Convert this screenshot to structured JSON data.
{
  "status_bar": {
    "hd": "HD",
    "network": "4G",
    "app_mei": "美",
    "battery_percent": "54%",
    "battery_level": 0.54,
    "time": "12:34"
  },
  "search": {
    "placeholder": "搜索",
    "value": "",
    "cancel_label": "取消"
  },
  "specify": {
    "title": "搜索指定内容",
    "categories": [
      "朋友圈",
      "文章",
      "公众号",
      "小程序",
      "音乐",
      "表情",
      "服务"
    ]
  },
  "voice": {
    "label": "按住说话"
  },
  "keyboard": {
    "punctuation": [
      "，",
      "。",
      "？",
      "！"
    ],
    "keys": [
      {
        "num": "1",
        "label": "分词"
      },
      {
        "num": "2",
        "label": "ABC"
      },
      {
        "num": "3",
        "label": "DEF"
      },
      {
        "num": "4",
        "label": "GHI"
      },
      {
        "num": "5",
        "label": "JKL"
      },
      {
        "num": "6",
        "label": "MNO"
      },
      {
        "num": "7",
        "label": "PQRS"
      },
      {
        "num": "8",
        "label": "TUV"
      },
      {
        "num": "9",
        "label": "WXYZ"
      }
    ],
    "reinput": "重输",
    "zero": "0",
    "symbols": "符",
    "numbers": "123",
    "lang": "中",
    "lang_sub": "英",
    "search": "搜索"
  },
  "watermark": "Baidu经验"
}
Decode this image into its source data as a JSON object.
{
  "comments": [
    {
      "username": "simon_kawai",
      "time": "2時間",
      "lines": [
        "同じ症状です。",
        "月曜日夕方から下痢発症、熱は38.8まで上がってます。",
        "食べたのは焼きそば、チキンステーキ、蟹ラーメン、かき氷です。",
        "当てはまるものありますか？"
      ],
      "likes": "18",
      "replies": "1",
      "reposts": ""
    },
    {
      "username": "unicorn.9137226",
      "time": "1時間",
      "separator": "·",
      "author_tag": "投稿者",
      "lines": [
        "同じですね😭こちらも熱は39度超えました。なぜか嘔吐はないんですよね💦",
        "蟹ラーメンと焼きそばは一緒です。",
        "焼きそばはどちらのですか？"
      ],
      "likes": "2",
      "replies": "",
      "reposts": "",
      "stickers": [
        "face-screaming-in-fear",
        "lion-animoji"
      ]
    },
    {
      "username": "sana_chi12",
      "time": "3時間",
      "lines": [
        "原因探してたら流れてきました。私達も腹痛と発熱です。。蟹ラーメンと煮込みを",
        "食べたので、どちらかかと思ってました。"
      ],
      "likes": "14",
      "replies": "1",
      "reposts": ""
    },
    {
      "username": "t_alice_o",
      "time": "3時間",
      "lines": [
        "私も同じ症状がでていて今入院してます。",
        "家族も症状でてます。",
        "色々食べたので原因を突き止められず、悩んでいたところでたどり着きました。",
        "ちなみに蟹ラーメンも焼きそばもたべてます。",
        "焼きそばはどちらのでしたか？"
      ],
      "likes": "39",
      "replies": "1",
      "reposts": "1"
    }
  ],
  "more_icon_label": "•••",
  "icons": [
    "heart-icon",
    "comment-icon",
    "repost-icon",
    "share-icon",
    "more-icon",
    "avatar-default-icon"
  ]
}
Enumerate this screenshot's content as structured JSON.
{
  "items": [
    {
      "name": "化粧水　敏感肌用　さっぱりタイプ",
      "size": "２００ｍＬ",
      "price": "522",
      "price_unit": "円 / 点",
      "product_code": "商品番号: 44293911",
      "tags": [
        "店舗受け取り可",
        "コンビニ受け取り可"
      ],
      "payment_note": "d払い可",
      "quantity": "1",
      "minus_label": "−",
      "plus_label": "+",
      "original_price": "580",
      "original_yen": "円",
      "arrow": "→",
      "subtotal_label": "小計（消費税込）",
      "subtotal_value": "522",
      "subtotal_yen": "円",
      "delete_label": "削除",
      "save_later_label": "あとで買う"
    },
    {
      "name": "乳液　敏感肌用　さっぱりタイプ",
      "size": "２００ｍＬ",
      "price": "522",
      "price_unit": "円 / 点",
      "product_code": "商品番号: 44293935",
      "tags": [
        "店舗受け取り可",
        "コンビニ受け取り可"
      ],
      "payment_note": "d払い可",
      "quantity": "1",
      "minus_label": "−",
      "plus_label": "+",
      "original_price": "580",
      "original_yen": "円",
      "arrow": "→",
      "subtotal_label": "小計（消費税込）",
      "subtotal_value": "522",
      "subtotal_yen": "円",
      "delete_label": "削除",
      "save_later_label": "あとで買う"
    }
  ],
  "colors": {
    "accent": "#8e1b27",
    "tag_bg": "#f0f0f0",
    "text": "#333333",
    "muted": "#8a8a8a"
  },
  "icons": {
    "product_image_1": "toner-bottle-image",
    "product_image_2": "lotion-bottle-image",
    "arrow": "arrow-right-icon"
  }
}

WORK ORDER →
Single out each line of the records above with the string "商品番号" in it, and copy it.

RESPONSE TO THIS EXERCISE →
      "product_code": "商品番号: 44293911",
      "product_code": "商品番号: 44293935",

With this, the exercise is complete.